Sitting down for my first lunch out in the woods on day 1 of my search filtering through the brown bag we picked up at 5am, I was told "You don't want to eat that." After asking why, it was explained to me that it would become a problem when I needed to use the bathroom - you just squatted out there wherever you were when walking the line. Certain things so thoughtfully packed in those bags were just not meant to be eaten. I cherish the sweatshirt I bought at the camp - they have one printed up at every "event". I even have the Columbia Recovery Team ball cap - I am wearing it today.
Back to the search, though. I needed to be a part of it - I needed to help pick up the pieces of our shattered hearts.
I asked what I was looking for. I was told it can't be described, you will just know it does not belong there. Almost immediately I found two large pieces of one of the Main Engines. I knew it didn't belong. But it was black, looked old - others said it wasn't anything. And then I saw the fresh, raw metal exposed from it shearing apart. As with most things I do, I knocked a grand slam at my first at bat - and it was all downhill from there. ;) I did find more stuff and helped identify many other things we found (we didn't have a NASA liaison on our strike team for some reason). We were required, the second we saw something, to yell "FIND". That way there was no time to make a poor decision and slide something into your pocket - kept everyone honest. It was stunning how few steps the line took every time the word penetrated the air. And holding those tiny watermelon seed sized pieces of Space Shuttle tile in your hand made you realize how insignificant we really are. I didn't have travel to space to learn that one... ironic.
I have my snake chaps (they broke and I got the supply room guy to level with me and admit he would just throw them away), my walking/smacking brush stick, my hard hat, and the very gloves that touched every piece of Columbia I picked up.
I finally finished this poem a year after my stay at the Nacogdoches Incident Command Post.
at first site
lit up like a lamp
larger than life
a massive grid
covered the walls
it takes a grip
then the heart falls
a shocking reality
I had not yet felt
such a tragedy
those cards we were dealt
at first you know
not what you are looking for
next thing you know
you continuously watch the floor
brush so thick
you must break to pass
every square inch
searching for any mass
left and right
every few feet

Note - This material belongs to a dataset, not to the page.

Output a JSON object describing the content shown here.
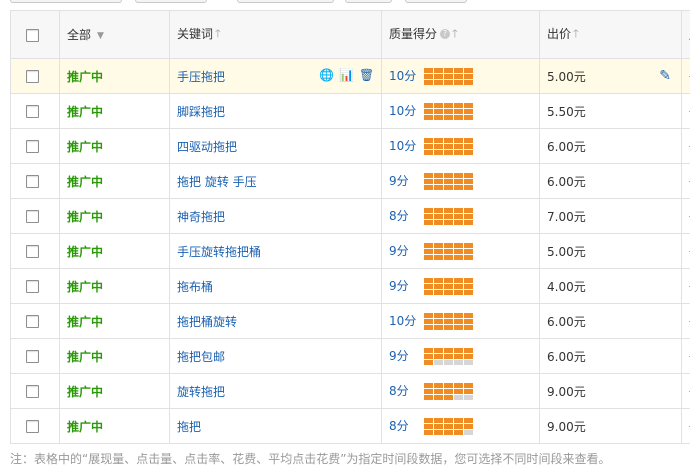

such a sad sight
looking down at my hands
realizing what they touched
I woke up from my trance
oh, the reality hurts so much
I keep Columbia and what I learned from it close to me every day - not intentionally, but it is part of my cratered surface. Like the moon, things come at me, hit me - and they leave an impact that forever change me.
On the first year anniversary of Columbia, I was fortunate to be involved in the Superbowl XXXVIII Pre-game Show honoring Columbia. You can read about it here.
My original tribute site (a composition of the editorial cartoons published) can be seen here.
The newly released song 16 Minutes form Home sung at this mornings Day of Remembrance Ceremony at KSC. Listen to it - Feel it - Love it -Buy it!